Thus far, I have found some real gems among an awful lot of shite. On the plus side, there were some really old family photos that I’d never seen before of relatives (most of them long gone now) taken during the war years. In amongst that were letters from LMS Railways in Leicester detailing aspects of my Dad’s glorious and brief Casey Jones career before he got into teaching, love letters from my parents to one another before and just after their marriage, a letter from my maternal Grandmother to my Mum at her workplace a week after she’d stormed out with my Dad, begging her to come home and begging forgiveness for the terrible things that had been said (she never went back) and finally a letter written by my maternal Grandfather to my Dad’s parents, turning down their invitation to my parents’ wedding on the basis that there had been too much ‘lying and deceit and insulting behaviour’ from my Mum & Dad for them to accept. Dramatic stuff and though I knew the stories I’d never seen the documentary evidence.
However, for every piece of genuinely interesting stuff I’ve had to wade my way through piles and piles of detritus – most of it prompting the question ‘Why on earth did they keep this?’ About 50 address books – most of them unused, zillions of tourist pamphlets from Salzburg to Saltash to Salt Lake City and a whole box of postcards going back to the 60’s – some of them used/received, others unused/blank. In another pile were about 150 postcards of Inveraray Castle – all of them unused, all of them identical. Shelf after shelf of VHS videotapes, boxes of audio cassettes, boxes of 35mm transparencies – the footsoldiers of obsolescent technologies. I’d already disposed of my Dad’s classical cd’s and old vinyl and there were some favourite pieces like Elgar’s ‘Enigma Variations’ which he had on cd, LP and audio cassette. Well you never know….

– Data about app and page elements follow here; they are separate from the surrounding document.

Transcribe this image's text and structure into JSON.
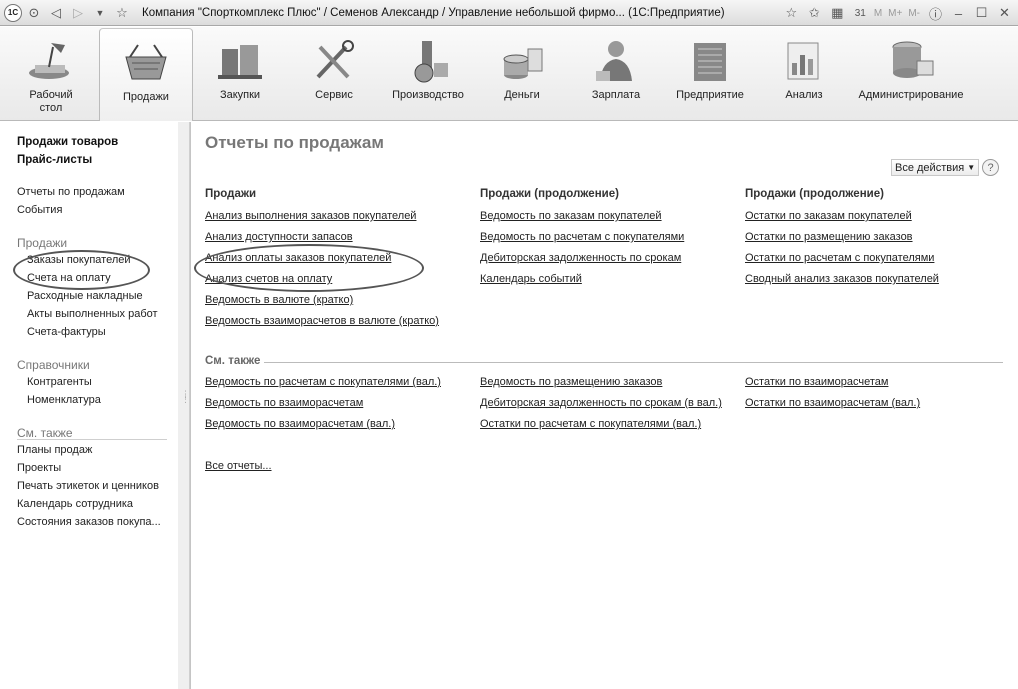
{
  "window": {
    "logo": "1С",
    "title": "Компания \"Спорткомплекс Плюс\" / Семенов Александр / Управление небольшой фирмо... (1С:Предприятие)",
    "memory_buttons": [
      "M",
      "M+",
      "M-"
    ]
  },
  "sections": [
    {
      "label": "Рабочий стол",
      "icon": "desk-lamp-icon"
    },
    {
      "label": "Продажи",
      "icon": "shopping-basket-icon",
      "active": true
    },
    {
      "label": "Закупки",
      "icon": "warehouse-icon"
    },
    {
      "label": "Сервис",
      "icon": "tools-icon"
    },
    {
      "label": "Производство",
      "icon": "factory-icon"
    },
    {
      "label": "Деньги",
      "icon": "coins-icon"
    },
    {
      "label": "Зарплата",
      "icon": "employee-icon"
    },
    {
      "label": "Предприятие",
      "icon": "building-icon"
    },
    {
      "label": "Анализ",
      "icon": "chart-icon"
    },
    {
      "label": "Администрирование",
      "icon": "server-icon"
    }
  ],
  "leftnav": {
    "top_links": [
      "Продажи товаров",
      "Прайс-листы"
    ],
    "links": [
      "Отчеты по продажам",
      "События"
    ],
    "sales_group": "Продажи",
    "sales_items": [
      "Заказы покупателей",
      "Счета на оплату",
      "Расходные накладные",
      "Акты выполненных работ",
      "Счета-фактуры"
    ],
    "ref_group": "Справочники",
    "ref_items": [
      "Контрагенты",
      "Номенклатура"
    ],
    "also_group": "См. также",
    "also_items": [
      "Планы продаж",
      "Проекты",
      "Печать этикеток и ценников",
      "Календарь сотрудника",
      "Состояния заказов покупа..."
    ]
  },
  "main": {
    "title": "Отчеты по продажам",
    "all_actions": "Все действия",
    "help": "?",
    "columns": [
      {
        "header": "Продажи",
        "links": [
          "Анализ выполнения заказов покупателей",
          "Анализ доступности запасов",
          "Анализ оплаты заказов покупателей",
          "Анализ счетов на оплату",
          "Ведомость в валюте (кратко)",
          "Ведомость взаиморасчетов в валюте (кратко)"
        ]
      },
      {
        "header": "Продажи (продолжение)",
        "links": [
          "Ведомость по заказам покупателей",
          "Ведомость по расчетам с покупателями",
          "Дебиторская задолженность по срокам",
          "Календарь событий"
        ]
      },
      {
        "header": "Продажи (продолжение)",
        "links": [
          "Остатки по заказам покупателей",
          "Остатки по размещению заказов",
          "Остатки по расчетам с покупателями",
          "Сводный анализ заказов покупателей"
        ]
      }
    ],
    "see_also_title": "См. также",
    "see_also": [
      [
        "Ведомость  по расчетам с покупателями (вал.)",
        "Ведомость по взаиморасчетам",
        "Ведомость по взаиморасчетам (вал.)"
      ],
      [
        "Ведомость по размещению заказов",
        "Дебиторская задолженность по срокам (в вал.)",
        "Остатки  по расчетам с покупателями (вал.)"
      ],
      [
        "Остатки по взаиморасчетам",
        "Остатки по взаиморасчетам (вал.)"
      ]
    ],
    "all_reports": "Все отчеты..."
  }
}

However, if I needed a metaphor for this whole process, it would be a plain terracotta flowerpot that I found tucked behind a curtain on a windowsill in this overstuffed room. In it were some pieces of World War 1 shrapnel that my Dad picked up on a trip round the Somme battlefields about 20 years ago. Apparently, farmers in north-east France still plough up thousands of tons of this stuff every year – they call it the ‘Iron Harvest’ – and they tend to leave it lying by the side of the fields for Bomb Disposal (in the case of munitions) or for the tourists (in the case of less lethal artefacts) to pick up – which is exactly what my Dad did. He’d picked up several random pieces of very heavy metal, including what was recognisably the remnants of a horseshoe, and was clearly transfixed by these souvenirs of a war that fascinated him even though it had ended fully 6 years before he was born. Kept around as a conversation piece for a few weeks after their return from France, the shrapnel had finally been lodged in a random flowerpot, dumped on the windowsill of this room and forgotten. Twenty years of sun and oxygen and condensation have done their work and most of the shrapnel has by now disintegrated into powdery red dust, which poured out of the hole in the base of the flowerpot the minute I picked it up. So much for history.
Still, you never know when you might need a few handfuls of rust…might come in handy.